▶ Task requirements: Give the number of lines in this listing that contain the word "title", and nothing else.

▶ Supplied records:
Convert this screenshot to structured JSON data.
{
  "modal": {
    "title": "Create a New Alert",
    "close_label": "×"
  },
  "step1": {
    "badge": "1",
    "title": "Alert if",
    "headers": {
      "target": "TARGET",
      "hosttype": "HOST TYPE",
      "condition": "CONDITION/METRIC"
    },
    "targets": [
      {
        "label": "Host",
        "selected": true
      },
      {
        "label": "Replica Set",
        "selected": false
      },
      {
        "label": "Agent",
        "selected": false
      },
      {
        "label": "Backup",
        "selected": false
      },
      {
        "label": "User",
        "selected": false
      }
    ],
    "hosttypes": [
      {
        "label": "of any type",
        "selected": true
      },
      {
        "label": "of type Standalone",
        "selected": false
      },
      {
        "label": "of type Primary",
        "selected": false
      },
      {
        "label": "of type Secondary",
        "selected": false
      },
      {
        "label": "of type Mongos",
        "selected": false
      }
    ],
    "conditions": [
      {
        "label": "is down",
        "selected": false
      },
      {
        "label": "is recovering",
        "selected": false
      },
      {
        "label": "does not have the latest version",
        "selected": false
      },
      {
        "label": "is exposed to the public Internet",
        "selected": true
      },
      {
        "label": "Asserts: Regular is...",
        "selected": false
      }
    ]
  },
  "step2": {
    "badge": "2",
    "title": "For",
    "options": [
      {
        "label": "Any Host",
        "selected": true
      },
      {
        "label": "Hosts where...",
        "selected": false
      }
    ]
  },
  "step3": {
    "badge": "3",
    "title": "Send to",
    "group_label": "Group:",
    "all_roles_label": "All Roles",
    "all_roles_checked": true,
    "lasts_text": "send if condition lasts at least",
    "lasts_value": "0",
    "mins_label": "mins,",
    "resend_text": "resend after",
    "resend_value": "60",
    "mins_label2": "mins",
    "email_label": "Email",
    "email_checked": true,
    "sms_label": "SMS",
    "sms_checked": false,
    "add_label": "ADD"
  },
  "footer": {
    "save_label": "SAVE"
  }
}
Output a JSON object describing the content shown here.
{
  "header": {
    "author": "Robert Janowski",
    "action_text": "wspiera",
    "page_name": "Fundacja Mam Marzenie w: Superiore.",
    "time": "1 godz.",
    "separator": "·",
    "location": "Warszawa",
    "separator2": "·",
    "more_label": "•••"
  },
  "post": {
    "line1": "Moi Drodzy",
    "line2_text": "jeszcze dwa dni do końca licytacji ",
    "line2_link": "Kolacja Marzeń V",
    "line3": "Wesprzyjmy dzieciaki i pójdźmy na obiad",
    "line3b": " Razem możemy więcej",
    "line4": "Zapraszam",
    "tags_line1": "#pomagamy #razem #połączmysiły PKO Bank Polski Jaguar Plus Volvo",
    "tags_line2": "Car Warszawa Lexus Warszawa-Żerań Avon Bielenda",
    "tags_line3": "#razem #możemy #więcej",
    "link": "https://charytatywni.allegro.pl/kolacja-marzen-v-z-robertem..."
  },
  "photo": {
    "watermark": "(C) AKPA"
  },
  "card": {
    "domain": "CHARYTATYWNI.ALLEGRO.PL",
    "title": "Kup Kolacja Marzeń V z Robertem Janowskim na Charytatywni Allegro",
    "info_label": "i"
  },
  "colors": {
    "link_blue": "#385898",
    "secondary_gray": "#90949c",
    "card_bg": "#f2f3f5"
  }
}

▶ Response below: 5